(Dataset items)
↓
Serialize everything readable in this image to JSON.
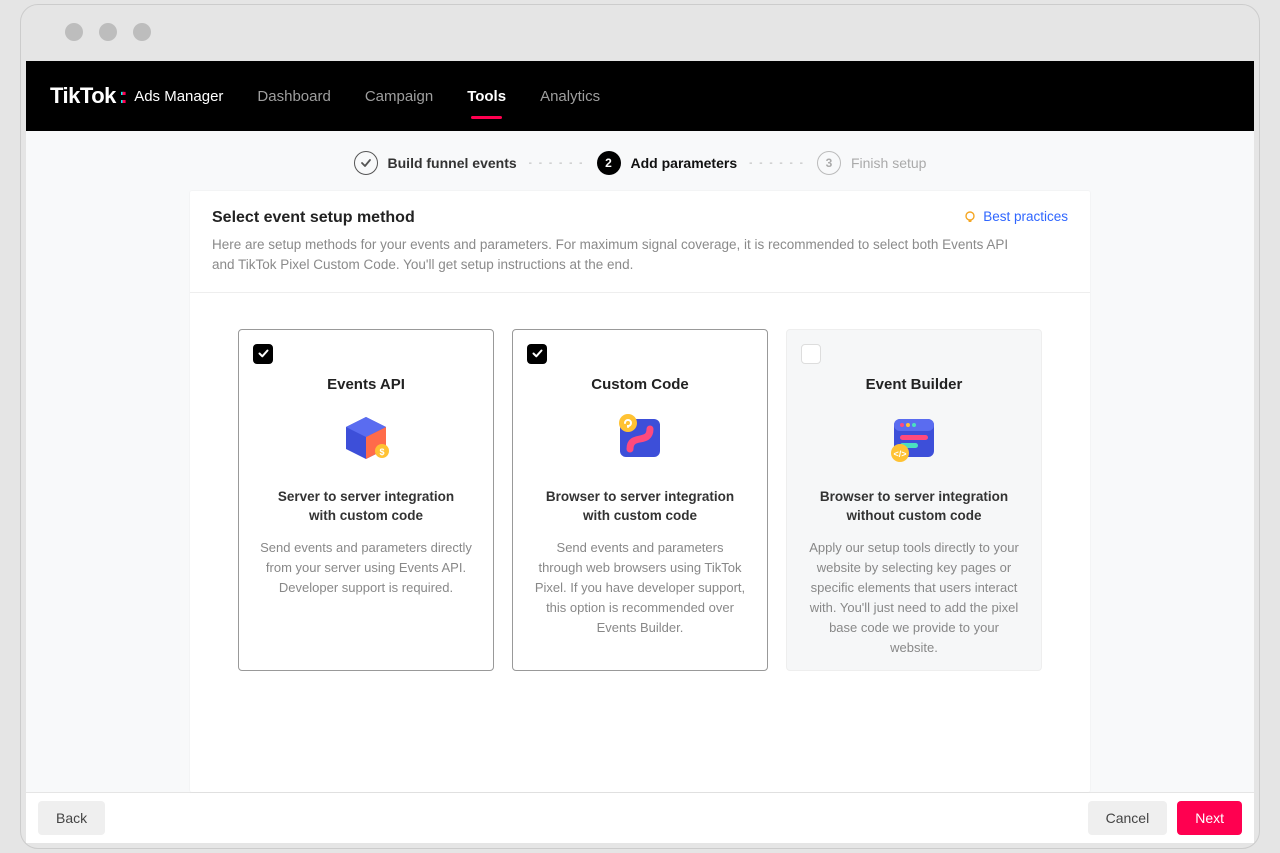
{
  "brand": {
    "logo": "TikTok",
    "sub": "Ads Manager"
  },
  "nav": {
    "items": [
      {
        "label": "Dashboard",
        "active": false
      },
      {
        "label": "Campaign",
        "active": false
      },
      {
        "label": "Tools",
        "active": true
      },
      {
        "label": "Analytics",
        "active": false
      }
    ]
  },
  "stepper": {
    "step1": {
      "label": "Build funnel events"
    },
    "step2": {
      "num": "2",
      "label": "Add parameters"
    },
    "step3": {
      "num": "3",
      "label": "Finish setup"
    }
  },
  "panel": {
    "title": "Select event setup method",
    "desc": "Here are setup methods for your events and parameters. For maximum signal coverage, it is recommended to select both Events API and TikTok Pixel Custom Code. You'll get setup instructions at the end.",
    "best_practices": "Best practices"
  },
  "cards": [
    {
      "checked": true,
      "title": "Events API",
      "subtitle": "Server to server integration with custom code",
      "body": "Send events and parameters directly from your server using Events API. Developer support is required."
    },
    {
      "checked": true,
      "title": "Custom Code",
      "subtitle": "Browser to server integration with custom code",
      "body": "Send events and parameters through web browsers using TikTok Pixel. If you have developer support, this option is recommended over Events Builder."
    },
    {
      "checked": false,
      "title": "Event Builder",
      "subtitle": "Browser to server integration without custom code",
      "body": "Apply our setup tools directly to your website by selecting key pages or specific elements that users interact with. You'll just need to add the pixel base code we provide to your website."
    }
  ],
  "footer": {
    "back": "Back",
    "cancel": "Cancel",
    "next": "Next"
  }
}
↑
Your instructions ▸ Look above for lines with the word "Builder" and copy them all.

Response for this exercise ▸
      "body": "Send events and parameters through web browsers using TikTok Pixel. If you have developer support, this option is recommended over Events Builder."
      "title": "Event Builder",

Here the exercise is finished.